Nucleoside/nucleotide analog inhibitors of hepatitis B virus polymerase: mechanism of action and resistance

Curr Opin Virol. 2014 Oct;8:1-9. doi: 10.1016/j.coviro.2014.04.005. Epub 2014 May 9.

Abstract

Hepatitis B virus (HBV) polymerase and human immunodeficiency virus (HIV) reverse transcriptase are structurally related. However, the HBV enzyme has a protein priming activity absent in the HIV enzyme. Approved nucleoside/nucleotide inhibitors of the HBV polymerase include lamivudine, adefovir, telbivudine, entecavir and tenofovir. Although most of them target DNA elongation, guanosine and adenosine analogs (e.g. entecavir and tenofovir, respectively) also impair protein priming. Major mutational patterns conferring nucleoside/nucleotide analog resistance include the combinations rtL180M/rtM204(I/V) (for lamivudine, entecavir, telbivudine and clevudine) and rtA181V/rtN236T (for adefovir and tenofovir). However, development of drug resistance is very slow for entecavir and tenofovir. Novel nucleoside/nucleotide analogs in advanced clinical trials include phosphonates similar to adefovir or tenofovir, and new tenofovir derivatives with improved pharmacological properties.

Publication types

  • Research Support, Non-U.S. Gov't
  • Review

MeSH terms

  • Antiviral Agents / pharmacology*
  • DNA-Directed DNA Polymerase / genetics*
  • DNA-Directed DNA Polymerase / metabolism*
  • Drug Resistance, Viral*
  • Hepatitis B virus / drug effects*
  • Hepatitis B virus / enzymology
  • Humans
  • Mutation, Missense
  • Nucleosides / pharmacology*
  • Nucleotides / pharmacology*

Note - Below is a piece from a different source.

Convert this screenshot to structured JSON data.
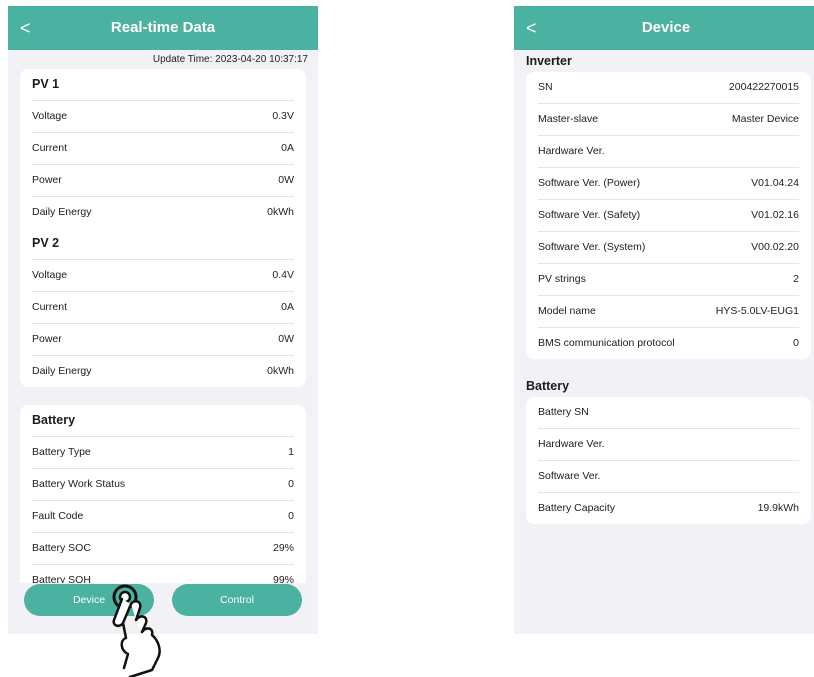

Substances

  • Antiviral Agents
  • Nucleosides
  • Nucleotides
  • DNA-Directed DNA Polymerase